126 Middleton, W. E. K. 1952. Vision Through the Atmosphere Toronto: Toronto University Press. Miller, M. E., N. L. Canfield, T. A. Ritter, and C. R. Weaver. 1972. Visibility changes in Ohio, Kentucky, and Tennessee from 1962 to 1969. Mon. Weather Rev. 100:67-71. Munn, R. E. 1973. Secular increases in summer haziness in the Atlantic provinces. Atmosphere 11:156-161. National Research Council. 1979. Controlling Airborne Particles. Washington, D.C.: National Academy Press. Pierson, W. R., W. W. Brachaczek, T. J. Truex, J. W. Butler, and T. J. Korinski. 1980. Ambient sulfate measurements on Allegheny Mountains and the question of atmospheric sulfate in the northeastern united States. Ann. N.Y. Acad.

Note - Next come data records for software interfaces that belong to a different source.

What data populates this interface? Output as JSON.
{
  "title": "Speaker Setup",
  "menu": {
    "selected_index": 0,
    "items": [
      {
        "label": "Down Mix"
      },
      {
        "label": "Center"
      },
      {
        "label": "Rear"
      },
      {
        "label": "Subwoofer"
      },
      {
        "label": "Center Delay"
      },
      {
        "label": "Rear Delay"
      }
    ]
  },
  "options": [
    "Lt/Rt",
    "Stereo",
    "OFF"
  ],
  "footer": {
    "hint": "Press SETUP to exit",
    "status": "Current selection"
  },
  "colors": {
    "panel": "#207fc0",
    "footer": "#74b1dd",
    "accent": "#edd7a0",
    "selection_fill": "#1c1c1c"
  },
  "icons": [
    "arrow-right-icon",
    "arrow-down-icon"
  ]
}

Sci. 338:114-173. Robinson, E., and R. J. Valente. 1982. Atmospheric turbidity over the United States from 1967 to 1976. EPA 600/S3-82-076. Environmental Protection Agency, Washington, D.C. Sloane, C. S. 1982. visibility trends--II: mideastern United States, 1948-1978. Atmos. Environ. 16:2309-2321. Sloane, C. S. 1983. Summertime visibility declines: meteorological influences. Atmos. Environ. 17:763-774. Sloane, C. S. 1984. Meteorologically adjusted air quality trends: visibility. Atmos. Environ. 18:1217-1230. Trijonis, J. 1975. The relationship of sulfur oxide emissions to sulfur dioxide and sulfate air quality. Pp. 233-275 in Air Quality and Stationary Source Emission Control. Prepared for the Committee on Public Works, United States Senate. Serial no. 94-4. Washington, D.C.: U.S. Government Printing Office. Trijonis, J. 1982. Existing and natural background levels of visibility and fine particles in the rural East. Atmos. Environ. 16:2431-2445. Trijonis, J. 1984. Analysis of particulate concentrations and visibility in the eastern United States. Prepared under contract 68-02-3578 for Environmental Protection Agency, Washington, D.C. Trijonis, J., and K. Yuan. 1978. Visibility in the Northeast: long-term visibility trends and visibility/pollutant relationships. EPA 600/3-78-075. Environmental Protection Agency, Washington, D.C. Weiss, R. E., A. P. Waggonner, R. J. Charlson, and N. C. Ahlquist. 1977. Sulfate aerosol: its geographical extent in the midwestern and southern United States. Science 197:977-981.

OCR for page 109
127 Wolff, G. T., N. A. Kelly, and M. A. Ferman. 1982. Source regions of summertime ozone and haze episodes in the eastern United States. Water Air Soil Pollut. 18:65-82. World Aeronautical Charts. 1976. U.S. Department of Defense, Federal Aviation Administration and U.S. Department of Commerce, Washington, D.C.